*EXERCISE:* Exactly as given, restate each record that follows.

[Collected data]
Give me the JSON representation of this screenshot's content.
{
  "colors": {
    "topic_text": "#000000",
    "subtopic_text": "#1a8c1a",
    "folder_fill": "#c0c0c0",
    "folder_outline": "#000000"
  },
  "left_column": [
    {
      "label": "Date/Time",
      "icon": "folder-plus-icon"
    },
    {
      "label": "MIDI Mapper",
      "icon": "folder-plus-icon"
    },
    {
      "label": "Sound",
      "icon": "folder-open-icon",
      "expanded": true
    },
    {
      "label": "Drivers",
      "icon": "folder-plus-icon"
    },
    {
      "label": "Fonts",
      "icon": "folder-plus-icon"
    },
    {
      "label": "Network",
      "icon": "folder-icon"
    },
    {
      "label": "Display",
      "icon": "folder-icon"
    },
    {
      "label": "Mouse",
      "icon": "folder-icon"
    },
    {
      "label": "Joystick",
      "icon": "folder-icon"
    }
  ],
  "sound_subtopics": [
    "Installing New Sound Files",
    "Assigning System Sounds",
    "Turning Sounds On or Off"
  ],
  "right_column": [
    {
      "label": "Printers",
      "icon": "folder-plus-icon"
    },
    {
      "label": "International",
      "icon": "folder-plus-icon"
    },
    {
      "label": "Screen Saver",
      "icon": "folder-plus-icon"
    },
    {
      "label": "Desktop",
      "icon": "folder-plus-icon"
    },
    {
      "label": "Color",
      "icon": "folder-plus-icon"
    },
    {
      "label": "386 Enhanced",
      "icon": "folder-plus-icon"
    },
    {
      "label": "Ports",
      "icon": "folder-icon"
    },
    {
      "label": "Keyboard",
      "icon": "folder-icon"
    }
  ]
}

*FINISHED TASK:*
Give me the JSON representation of this screenshot's content.
{
  "colors": {
    "topic_text": "#000000",
    "subtopic_text": "#1a8c1a",
    "folder_fill": "#c0c0c0",
    "folder_outline": "#000000"
  },
  "left_column": [
    {
      "label": "Date/Time",
      "icon": "folder-plus-icon"
    },
    {
      "label": "MIDI Mapper",
      "icon": "folder-plus-icon"
    },
    {
      "label": "Sound",
      "icon": "folder-open-icon",
      "expanded": true
    },
    {
      "label": "Drivers",
      "icon": "folder-plus-icon"
    },
    {
      "label": "Fonts",
      "icon": "folder-plus-icon"
    },
    {
      "label": "Network",
      "icon": "folder-icon"
    },
    {
      "label": "Display",
      "icon": "folder-icon"
    },
    {
      "label": "Mouse",
      "icon": "folder-icon"
    },
    {
      "label": "Joystick",
      "icon": "folder-icon"
    }
  ],
  "sound_subtopics": [
    "Installing New Sound Files",
    "Assigning System Sounds",
    "Turning Sounds On or Off"
  ],
  "right_column": [
    {
      "label": "Printers",
      "icon": "folder-plus-icon"
    },
    {
      "label": "International",
      "icon": "folder-plus-icon"
    },
    {
      "label": "Screen Saver",
      "icon": "folder-plus-icon"
    },
    {
      "label": "Desktop",
      "icon": "folder-plus-icon"
    },
    {
      "label": "Color",
      "icon": "folder-plus-icon"
    },
    {
      "label": "386 Enhanced",
      "icon": "folder-plus-icon"
    },
    {
      "label": "Ports",
      "icon": "folder-icon"
    },
    {
      "label": "Keyboard",
      "icon": "folder-icon"
    }
  ]
}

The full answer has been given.